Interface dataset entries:
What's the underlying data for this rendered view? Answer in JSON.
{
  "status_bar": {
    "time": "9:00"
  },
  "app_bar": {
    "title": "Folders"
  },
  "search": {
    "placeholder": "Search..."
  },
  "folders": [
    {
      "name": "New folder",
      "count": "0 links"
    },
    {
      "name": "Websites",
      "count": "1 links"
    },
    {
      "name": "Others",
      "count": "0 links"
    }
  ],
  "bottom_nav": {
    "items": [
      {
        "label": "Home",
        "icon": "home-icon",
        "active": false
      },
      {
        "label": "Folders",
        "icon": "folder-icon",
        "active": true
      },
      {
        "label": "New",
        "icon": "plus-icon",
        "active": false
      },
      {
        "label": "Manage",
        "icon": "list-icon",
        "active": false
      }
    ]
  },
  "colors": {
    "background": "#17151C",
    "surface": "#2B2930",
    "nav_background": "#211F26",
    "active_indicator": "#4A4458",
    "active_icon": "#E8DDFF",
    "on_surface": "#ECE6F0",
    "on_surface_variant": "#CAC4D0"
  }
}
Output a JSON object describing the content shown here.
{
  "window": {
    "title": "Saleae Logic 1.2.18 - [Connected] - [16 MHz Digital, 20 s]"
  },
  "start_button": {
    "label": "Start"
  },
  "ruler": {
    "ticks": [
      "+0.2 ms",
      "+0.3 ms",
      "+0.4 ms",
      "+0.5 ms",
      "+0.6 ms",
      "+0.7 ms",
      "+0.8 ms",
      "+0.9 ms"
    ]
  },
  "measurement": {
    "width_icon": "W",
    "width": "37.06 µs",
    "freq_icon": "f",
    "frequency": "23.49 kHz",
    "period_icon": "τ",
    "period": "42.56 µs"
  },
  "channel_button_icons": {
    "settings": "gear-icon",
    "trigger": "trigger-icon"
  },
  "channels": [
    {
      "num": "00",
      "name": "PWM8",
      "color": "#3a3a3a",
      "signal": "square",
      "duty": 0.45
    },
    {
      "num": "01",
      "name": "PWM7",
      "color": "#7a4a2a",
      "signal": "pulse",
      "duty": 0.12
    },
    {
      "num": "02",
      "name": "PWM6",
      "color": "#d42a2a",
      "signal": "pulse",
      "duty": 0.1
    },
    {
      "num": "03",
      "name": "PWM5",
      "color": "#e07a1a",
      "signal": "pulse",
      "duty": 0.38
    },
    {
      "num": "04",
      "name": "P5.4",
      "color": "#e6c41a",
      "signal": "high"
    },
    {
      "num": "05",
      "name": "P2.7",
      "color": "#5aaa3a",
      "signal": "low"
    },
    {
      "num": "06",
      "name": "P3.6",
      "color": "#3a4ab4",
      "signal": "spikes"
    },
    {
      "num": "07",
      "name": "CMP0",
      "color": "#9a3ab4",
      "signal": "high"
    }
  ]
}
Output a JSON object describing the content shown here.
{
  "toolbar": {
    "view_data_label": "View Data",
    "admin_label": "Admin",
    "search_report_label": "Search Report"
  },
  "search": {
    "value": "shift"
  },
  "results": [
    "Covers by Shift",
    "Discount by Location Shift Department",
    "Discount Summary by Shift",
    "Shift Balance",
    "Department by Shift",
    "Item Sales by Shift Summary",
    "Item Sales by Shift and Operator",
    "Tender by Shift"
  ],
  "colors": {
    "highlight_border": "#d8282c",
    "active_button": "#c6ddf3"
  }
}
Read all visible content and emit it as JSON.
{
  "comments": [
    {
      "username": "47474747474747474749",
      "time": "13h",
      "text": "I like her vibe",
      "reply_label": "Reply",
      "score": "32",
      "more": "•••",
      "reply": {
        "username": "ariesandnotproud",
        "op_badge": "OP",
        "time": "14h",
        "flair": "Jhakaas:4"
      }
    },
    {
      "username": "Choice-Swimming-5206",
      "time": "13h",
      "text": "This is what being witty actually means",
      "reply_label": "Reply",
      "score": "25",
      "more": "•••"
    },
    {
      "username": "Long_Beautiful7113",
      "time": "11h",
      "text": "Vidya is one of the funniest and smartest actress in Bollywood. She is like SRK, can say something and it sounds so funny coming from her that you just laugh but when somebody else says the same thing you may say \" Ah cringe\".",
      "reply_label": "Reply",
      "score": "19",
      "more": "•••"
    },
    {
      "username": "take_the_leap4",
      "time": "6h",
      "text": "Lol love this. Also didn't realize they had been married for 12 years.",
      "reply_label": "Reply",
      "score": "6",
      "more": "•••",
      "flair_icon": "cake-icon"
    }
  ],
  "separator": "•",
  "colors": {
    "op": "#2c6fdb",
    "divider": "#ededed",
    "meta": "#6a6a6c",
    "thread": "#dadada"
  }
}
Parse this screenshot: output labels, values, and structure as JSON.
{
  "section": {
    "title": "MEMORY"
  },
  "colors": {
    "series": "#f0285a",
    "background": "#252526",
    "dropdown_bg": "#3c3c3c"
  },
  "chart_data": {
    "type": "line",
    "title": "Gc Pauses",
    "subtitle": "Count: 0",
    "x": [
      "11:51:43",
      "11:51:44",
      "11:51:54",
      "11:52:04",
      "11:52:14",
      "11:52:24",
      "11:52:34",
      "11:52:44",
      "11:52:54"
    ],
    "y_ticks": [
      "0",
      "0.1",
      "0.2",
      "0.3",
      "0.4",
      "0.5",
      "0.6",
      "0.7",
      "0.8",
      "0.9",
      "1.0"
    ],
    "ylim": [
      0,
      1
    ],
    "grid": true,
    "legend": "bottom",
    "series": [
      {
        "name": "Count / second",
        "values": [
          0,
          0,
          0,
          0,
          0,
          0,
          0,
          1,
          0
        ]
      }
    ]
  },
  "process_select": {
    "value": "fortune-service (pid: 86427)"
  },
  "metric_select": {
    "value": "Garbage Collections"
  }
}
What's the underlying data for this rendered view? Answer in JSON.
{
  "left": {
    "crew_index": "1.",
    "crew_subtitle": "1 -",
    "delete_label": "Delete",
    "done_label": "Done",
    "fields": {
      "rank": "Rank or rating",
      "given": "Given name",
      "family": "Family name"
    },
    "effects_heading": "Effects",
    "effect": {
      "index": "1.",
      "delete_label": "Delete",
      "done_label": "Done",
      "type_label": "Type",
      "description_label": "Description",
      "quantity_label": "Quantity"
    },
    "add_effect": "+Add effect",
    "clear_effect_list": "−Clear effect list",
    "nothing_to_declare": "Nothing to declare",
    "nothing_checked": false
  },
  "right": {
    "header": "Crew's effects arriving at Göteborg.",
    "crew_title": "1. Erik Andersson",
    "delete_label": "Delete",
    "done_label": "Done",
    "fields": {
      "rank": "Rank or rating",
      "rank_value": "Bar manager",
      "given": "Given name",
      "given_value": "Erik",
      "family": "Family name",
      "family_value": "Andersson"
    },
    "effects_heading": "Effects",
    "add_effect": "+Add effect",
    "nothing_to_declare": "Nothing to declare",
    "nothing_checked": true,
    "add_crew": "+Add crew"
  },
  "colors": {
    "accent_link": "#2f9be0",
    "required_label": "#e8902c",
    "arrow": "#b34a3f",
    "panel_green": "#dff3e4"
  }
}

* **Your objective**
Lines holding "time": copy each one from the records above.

* **Reply**
    "time": "9:00"
      "time": "13h",
        "time": "14h",
      "time": "13h",
      "time": "11h",
      "time": "6h",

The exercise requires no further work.